How Lead Mining Could Make A Comeback In The UK

How Lead Mining Could Make a Comeback in the UKThe UK's long-dormant lead industry could be on the verge of a revival thanks to a new project being undertaken by London-listed exploration and development firm Minco (LSE:MIO).

In November 2012, the company started a US$1-million, 4,000-meter exploration program in the North Pennine Orefield, a 40-by-35-kilometer area in the Northern English counties of Cumbria, Northumberland and Durham. The region hosts the largest area of zinc-lead mineralization in the country.

Minco also holds interests in projects in Ireland, Canada and Mexico. In 2011, it sold its 23.6-percent interest in the Pallas Green lead-zinc deposit in Ireland to its joint venture partner, Xstrata (LSE:XTA), for $19.4 million.

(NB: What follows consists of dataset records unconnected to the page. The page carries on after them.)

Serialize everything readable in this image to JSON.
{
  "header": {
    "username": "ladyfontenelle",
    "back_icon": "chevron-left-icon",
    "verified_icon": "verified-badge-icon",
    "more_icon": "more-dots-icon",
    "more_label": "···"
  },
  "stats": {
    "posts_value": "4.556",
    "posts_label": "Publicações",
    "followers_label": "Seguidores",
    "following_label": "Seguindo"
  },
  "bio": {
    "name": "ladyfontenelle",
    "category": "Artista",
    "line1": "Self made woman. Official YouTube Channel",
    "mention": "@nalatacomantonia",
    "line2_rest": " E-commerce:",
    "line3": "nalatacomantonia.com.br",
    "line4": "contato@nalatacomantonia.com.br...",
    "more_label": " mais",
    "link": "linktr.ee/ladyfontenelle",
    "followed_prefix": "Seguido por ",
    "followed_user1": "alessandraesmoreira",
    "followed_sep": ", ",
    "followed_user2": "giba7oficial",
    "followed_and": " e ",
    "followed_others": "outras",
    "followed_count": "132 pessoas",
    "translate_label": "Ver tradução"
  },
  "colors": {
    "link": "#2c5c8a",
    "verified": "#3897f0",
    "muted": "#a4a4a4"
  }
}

In the UK, Minco aims to use approaches it developed in Ireland to discover and outline zinc-lead deposits in the North Pennine Orefield. “We have been developing the geological theory behind this new exploration effort for several years,” said Minco's founding director and CEO, Terence McKillen, in a November 2 press release.

A short history of British lead mining

Lead mining has a long history in the UK, with small-scale operations dating back to Roman times. However, it was the Industrial Revolution, and the economic expansion that came with it, that turned lead mining into a thriving business. From 1750 to 1850, the country was the leading producer of the metal, which was in high demand for roofing, piping and other building materials, as well as paint bases and lead shot.

During that time, the North Pennine field was the heartland of the industry in the UK. Extraction methods were crude by today's standards, mainly consisting of bell pits or a technique called hushing, which involves damming streams and then releasing them into man-made trenches to remove peat and soil from areas where lead was thought to exist. Later, miners dug shafts into hillsides and hauled the ore out using horses.